## [Problem]
Using the listing below, work out how many lines carry the word "Printer", and state nothing but that number.

Start of Task inputs

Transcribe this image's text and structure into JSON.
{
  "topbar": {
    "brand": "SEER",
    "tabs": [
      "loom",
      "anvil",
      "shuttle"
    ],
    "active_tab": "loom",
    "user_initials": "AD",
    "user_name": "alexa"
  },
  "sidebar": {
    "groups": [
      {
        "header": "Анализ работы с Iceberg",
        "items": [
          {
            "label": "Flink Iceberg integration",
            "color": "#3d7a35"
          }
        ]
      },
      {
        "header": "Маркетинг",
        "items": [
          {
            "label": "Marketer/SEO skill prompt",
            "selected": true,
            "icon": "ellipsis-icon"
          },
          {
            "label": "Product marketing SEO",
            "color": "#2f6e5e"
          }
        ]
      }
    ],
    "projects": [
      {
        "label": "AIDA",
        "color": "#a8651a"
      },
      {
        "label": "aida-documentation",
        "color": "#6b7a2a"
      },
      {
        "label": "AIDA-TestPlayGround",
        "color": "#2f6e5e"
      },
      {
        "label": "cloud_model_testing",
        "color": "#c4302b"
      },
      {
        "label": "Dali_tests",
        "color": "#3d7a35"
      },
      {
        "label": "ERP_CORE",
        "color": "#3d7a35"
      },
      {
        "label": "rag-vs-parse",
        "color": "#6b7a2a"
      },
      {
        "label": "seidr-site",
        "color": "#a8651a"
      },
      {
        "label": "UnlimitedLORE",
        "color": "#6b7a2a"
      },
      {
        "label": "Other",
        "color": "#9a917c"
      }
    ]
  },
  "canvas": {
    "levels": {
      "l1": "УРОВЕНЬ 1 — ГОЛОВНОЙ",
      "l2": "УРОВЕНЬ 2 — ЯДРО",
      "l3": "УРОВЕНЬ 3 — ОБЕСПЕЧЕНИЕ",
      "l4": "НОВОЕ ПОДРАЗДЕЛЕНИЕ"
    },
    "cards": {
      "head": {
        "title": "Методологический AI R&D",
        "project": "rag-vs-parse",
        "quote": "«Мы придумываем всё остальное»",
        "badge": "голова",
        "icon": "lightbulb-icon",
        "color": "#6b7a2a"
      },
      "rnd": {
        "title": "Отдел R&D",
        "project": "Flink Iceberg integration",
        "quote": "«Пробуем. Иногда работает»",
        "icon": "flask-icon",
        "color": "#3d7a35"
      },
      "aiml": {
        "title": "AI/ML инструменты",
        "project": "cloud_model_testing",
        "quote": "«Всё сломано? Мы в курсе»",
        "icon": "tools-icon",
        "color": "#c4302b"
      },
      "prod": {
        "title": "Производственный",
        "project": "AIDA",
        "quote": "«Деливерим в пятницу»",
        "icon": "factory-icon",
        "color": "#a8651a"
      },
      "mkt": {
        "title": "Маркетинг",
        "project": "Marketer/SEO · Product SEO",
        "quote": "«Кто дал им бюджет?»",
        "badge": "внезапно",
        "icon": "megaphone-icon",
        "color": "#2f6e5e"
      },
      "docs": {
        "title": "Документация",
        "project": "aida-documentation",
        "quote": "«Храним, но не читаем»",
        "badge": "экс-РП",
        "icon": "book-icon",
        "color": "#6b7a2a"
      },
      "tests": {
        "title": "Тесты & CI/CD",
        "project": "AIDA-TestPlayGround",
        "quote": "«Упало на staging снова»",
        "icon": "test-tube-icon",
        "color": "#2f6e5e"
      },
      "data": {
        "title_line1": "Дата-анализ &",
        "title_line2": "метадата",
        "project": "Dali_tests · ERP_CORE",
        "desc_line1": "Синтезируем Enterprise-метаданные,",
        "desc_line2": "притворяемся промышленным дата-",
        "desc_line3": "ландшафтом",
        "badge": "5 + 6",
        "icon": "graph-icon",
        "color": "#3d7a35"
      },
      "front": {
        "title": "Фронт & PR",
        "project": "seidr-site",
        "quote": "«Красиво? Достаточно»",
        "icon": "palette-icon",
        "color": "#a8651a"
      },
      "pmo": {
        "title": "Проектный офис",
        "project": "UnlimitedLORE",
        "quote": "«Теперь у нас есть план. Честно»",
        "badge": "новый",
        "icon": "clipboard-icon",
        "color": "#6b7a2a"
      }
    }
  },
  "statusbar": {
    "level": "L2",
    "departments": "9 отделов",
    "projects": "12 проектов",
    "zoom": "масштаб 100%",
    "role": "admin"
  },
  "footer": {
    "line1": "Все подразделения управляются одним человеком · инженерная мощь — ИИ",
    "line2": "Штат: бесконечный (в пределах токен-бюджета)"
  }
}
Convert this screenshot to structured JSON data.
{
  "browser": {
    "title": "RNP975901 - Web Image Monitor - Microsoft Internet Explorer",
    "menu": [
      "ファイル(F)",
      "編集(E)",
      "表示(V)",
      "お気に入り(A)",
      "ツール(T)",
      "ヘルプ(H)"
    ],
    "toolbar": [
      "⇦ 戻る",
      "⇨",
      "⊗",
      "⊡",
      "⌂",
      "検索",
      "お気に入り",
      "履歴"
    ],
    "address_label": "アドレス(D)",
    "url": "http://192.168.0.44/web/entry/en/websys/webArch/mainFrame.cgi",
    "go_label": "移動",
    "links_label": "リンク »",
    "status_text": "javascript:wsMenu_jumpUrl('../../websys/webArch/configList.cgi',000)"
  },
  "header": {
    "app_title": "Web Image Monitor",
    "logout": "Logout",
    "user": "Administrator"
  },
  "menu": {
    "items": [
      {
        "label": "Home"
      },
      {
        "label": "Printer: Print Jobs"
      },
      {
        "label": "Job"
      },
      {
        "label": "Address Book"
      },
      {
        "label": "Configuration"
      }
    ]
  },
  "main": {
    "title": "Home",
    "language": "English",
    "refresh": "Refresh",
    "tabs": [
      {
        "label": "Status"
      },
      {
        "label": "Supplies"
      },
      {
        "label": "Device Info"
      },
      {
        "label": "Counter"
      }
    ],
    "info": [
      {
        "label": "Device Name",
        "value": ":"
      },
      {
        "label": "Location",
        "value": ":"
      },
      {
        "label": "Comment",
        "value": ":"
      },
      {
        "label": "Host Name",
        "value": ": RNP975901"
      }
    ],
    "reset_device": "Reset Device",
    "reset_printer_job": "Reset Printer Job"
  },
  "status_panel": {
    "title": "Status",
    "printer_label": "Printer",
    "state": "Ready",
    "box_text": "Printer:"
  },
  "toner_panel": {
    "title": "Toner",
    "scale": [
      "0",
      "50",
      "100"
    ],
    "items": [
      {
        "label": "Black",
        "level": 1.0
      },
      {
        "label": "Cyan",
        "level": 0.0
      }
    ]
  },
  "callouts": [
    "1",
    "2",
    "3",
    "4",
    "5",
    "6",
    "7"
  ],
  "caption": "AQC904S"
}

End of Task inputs

## [Response to this exercise]
4